Provided data =>
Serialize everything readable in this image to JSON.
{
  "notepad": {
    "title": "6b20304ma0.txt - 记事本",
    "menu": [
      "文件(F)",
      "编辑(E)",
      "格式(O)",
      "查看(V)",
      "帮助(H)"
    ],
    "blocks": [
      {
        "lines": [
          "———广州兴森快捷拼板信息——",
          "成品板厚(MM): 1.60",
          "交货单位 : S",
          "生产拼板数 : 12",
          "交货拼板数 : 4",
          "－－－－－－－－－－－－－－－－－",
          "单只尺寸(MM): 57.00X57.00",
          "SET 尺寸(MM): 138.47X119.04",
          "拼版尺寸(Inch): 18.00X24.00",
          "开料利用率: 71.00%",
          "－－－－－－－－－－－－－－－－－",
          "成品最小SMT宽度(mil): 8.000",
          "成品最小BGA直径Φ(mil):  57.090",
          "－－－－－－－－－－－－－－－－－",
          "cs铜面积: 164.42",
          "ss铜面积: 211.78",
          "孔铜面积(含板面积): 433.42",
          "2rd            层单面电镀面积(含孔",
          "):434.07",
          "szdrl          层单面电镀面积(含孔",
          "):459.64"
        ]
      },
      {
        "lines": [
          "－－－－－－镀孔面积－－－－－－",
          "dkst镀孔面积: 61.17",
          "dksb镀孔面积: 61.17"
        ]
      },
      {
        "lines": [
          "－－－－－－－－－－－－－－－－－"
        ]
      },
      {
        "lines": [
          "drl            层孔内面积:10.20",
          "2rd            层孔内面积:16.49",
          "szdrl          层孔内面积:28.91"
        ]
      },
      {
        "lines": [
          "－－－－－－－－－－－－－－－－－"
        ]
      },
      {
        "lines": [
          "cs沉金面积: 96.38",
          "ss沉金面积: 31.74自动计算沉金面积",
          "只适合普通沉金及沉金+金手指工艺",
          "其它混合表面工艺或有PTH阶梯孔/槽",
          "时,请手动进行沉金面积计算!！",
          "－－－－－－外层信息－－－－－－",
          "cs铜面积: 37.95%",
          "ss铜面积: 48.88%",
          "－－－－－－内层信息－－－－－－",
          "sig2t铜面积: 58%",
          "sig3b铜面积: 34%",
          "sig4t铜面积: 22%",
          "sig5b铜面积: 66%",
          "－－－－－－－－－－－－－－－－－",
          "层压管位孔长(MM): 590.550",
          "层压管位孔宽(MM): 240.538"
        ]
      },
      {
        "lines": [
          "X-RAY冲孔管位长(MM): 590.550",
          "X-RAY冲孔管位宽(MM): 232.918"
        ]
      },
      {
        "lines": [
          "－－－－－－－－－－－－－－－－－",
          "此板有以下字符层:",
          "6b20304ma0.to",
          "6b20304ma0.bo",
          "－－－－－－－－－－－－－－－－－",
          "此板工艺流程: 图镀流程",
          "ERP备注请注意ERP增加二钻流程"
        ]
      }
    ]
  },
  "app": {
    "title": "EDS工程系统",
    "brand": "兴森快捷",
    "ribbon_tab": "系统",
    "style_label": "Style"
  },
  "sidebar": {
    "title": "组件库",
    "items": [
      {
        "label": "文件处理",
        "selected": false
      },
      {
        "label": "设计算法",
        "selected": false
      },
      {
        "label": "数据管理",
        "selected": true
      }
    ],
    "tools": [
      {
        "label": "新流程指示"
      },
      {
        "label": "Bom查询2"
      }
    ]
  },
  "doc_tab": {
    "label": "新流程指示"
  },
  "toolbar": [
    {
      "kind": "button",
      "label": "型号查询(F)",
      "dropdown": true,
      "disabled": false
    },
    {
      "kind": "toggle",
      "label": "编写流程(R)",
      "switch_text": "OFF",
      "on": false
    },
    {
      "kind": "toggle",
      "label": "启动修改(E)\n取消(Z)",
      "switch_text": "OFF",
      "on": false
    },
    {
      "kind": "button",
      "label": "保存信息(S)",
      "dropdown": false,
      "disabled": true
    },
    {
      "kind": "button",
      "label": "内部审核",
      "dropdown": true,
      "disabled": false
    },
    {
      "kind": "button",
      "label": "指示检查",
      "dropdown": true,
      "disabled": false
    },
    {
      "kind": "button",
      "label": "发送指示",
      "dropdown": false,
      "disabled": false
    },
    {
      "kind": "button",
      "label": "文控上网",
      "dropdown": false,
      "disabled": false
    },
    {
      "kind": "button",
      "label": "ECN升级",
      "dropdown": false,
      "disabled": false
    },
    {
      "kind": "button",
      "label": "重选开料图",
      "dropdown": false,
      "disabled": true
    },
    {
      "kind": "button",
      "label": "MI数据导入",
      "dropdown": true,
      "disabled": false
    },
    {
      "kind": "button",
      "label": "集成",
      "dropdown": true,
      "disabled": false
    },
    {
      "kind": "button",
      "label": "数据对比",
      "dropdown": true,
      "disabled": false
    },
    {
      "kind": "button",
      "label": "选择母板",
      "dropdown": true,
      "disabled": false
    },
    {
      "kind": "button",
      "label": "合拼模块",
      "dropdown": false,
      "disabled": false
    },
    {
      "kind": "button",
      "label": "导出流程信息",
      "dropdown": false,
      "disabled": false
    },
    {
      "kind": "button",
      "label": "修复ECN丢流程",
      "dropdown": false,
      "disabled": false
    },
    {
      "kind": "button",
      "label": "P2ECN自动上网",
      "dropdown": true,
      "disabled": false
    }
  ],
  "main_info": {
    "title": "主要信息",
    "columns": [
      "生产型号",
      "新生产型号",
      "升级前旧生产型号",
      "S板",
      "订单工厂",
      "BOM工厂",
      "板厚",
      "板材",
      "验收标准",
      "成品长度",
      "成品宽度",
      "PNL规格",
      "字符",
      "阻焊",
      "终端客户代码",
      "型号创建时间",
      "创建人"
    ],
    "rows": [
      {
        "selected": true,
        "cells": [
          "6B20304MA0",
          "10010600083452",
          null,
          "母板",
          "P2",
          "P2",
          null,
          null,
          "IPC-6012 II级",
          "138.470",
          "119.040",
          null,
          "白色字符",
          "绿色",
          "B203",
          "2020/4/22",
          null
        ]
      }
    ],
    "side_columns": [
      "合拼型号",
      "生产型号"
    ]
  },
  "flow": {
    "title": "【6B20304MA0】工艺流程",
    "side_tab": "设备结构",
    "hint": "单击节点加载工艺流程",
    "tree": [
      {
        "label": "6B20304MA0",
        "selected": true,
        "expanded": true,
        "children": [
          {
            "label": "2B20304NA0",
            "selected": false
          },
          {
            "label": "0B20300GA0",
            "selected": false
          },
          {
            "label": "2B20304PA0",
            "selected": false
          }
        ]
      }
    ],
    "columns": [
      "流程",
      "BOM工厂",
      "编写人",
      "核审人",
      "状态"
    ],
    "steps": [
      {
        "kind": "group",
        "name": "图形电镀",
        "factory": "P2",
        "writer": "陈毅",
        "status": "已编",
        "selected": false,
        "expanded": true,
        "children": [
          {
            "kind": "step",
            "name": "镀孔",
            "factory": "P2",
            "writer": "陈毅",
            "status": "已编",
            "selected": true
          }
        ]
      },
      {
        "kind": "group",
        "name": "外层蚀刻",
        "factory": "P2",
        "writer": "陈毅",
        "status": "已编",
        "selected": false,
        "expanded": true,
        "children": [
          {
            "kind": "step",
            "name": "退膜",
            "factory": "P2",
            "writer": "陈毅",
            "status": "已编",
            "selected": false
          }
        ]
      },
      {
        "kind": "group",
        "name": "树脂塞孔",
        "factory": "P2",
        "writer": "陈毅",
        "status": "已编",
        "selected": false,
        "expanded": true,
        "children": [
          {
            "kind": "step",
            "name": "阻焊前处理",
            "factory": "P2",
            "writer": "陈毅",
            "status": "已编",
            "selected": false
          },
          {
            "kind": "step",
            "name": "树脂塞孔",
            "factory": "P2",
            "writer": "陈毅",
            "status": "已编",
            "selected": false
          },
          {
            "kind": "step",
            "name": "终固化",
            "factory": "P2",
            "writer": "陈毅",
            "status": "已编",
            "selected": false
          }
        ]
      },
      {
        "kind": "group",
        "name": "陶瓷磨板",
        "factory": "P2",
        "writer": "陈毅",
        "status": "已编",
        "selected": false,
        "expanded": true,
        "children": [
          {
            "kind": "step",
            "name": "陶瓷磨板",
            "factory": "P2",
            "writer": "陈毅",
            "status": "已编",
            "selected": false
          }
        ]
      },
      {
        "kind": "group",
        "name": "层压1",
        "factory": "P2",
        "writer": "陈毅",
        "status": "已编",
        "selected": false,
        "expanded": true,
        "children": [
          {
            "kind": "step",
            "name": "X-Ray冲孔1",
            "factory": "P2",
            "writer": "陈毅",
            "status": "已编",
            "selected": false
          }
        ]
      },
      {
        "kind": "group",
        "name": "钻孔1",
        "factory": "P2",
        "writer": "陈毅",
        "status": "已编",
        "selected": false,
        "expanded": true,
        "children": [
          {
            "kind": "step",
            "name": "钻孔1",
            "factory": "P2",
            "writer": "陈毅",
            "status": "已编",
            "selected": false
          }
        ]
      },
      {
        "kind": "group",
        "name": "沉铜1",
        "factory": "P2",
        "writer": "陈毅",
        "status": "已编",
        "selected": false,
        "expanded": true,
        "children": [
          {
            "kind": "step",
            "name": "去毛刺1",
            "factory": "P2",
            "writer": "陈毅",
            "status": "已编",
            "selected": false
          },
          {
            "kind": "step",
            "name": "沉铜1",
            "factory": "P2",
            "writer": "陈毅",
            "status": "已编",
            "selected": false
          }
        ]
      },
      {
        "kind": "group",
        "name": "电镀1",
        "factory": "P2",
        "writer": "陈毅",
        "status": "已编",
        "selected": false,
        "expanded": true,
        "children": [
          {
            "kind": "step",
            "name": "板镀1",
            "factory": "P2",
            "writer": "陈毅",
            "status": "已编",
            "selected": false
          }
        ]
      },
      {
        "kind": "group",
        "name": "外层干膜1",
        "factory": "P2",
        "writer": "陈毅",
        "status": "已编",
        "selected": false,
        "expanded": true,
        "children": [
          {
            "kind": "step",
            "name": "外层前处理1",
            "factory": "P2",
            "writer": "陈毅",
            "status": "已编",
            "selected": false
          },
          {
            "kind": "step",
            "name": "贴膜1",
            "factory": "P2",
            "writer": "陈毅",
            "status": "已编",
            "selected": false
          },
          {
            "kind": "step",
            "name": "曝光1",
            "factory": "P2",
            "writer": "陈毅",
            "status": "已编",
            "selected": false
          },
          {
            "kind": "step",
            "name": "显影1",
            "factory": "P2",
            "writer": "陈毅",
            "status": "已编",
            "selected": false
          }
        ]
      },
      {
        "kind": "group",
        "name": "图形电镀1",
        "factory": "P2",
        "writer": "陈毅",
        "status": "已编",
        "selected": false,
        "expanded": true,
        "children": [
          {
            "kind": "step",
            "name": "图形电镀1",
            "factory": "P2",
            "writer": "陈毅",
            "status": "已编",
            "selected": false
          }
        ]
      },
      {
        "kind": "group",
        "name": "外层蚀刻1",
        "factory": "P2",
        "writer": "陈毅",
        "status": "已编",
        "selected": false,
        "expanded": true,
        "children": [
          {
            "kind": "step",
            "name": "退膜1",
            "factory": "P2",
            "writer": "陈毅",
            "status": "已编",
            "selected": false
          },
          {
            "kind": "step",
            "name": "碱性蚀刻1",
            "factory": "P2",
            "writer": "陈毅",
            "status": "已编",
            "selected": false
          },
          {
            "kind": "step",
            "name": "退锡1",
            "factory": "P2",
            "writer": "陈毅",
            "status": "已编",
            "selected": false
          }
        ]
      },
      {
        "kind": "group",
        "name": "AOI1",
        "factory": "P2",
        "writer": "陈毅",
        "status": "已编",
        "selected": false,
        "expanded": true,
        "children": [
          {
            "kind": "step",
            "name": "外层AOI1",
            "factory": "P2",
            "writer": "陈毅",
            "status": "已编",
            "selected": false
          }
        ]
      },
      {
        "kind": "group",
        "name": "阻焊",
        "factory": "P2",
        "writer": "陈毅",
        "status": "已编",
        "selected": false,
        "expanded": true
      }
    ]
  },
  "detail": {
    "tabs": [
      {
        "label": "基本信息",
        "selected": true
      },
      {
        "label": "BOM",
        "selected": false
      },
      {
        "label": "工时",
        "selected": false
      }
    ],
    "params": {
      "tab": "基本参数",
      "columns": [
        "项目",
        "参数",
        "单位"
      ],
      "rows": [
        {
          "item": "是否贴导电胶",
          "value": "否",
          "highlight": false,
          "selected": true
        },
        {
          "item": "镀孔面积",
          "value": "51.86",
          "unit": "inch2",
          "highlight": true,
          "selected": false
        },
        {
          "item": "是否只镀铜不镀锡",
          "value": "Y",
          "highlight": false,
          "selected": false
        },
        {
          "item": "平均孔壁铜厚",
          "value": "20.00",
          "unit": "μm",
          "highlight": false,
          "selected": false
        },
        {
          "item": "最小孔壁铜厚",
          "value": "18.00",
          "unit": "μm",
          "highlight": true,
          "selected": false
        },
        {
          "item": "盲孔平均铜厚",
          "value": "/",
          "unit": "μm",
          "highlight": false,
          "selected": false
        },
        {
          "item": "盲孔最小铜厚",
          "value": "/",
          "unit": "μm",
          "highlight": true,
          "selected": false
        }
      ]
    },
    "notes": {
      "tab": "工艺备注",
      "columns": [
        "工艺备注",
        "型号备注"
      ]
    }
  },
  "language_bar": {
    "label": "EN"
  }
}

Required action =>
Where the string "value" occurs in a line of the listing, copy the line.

Answer for this exercise =>
          "value": "否",
          "value": "51.86",
          "value": "Y",
          "value": "20.00",
          "value": "18.00",
          "value": "/",
          "value": "/",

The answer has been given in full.